Think ultra-marathoners, marathoners, or even just incredibly fast track athletes, you could pretty much find a runner looking at these categories and thinking they are completely crazy.
Don't get me started on mid-run snot rockets and black toenails.
Many runners go through a lot of pain, and in some ways, they go to battle when they step on a starting line as well, but it’s entirely common for a runner to look at a sport like wrestling, MMA, and boxing as crazy.
These athletes getting in a ring, octagon, or cage are ACTUALLY going to battle with each other. Runners are often in a competition with themselves, or the most competitive thing they have to do is “outkick” an opponent to the finish line, which absolutely hurts.
However, it’s a different beast entirely to look your competition in the eye knowing you will need to throw punches, kicks, or impose your will onto someone in a close-up and personal way.
Needless to say, the training these combat athletes do is also just as intense and vigorous as what any runner will be doing, just in a different sort of way.
There is actually an aerobic component to combat sports that these fighting athletes need to train for, but they will also have to condition their body’s strength, athleticism, specific techniques, and spar for simulating the events that unfold on the real day of competition.

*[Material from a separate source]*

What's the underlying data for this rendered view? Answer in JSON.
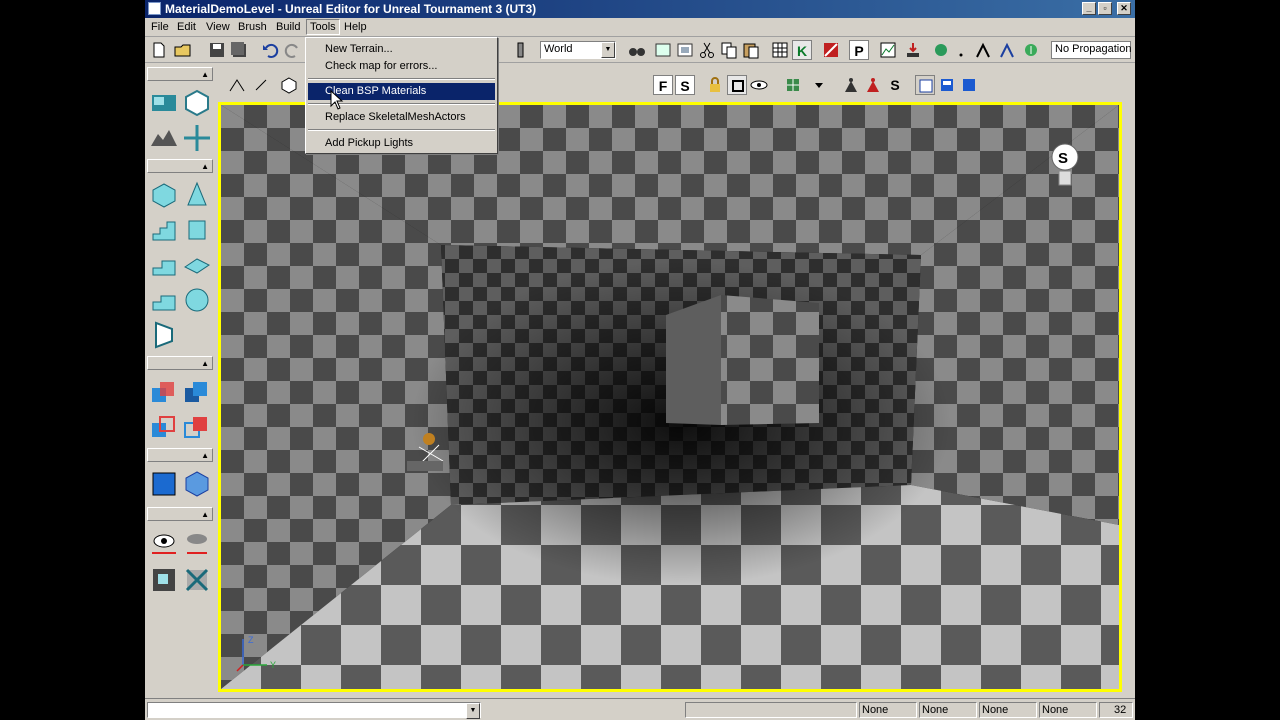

For these reasons, most runners will think an athlete in combat sports is crazy, as a sign of respect for their dedication.
So, next time you see a runner, remember that we are all a little bit crazy. We willingly put ourselves through pain and discomfort in order to better ourselves, and we definitely think others in other sports are just as wacky as we do.
Just don’t ask us about our chafing, Body Glide habits, or shaved legs. You might not like what you hear.
You may still think that runners are crazy, and maybe they are just a little bit, but hopefully, you have a broader understanding of a runner’s mindset as a whole.
Runners have quirks that can appear awkward or weird to others, but honestly who doesn’t have some sort of personal quirk? In the end, running is all in good fun, and even though it can be hard and painful it is still a healthy activity that provides a large range of health benefits.
Also, it’s super fun once you get used to it.
Hi, Jeremy Here,
I am the the guy behind Train for a 5K. On this site, I share everything that learned along my running journey. The content I create is the running training I wish I had before we started this journey. About Jeremy.
I have run over 250 races including the California International Marathon, Clarksburg Country Run, and various other 5K & 10K races throughout the United States. I am a former Athletics department employee at University of the Pacific and Shoe Consultant with Dicks Sporting Goods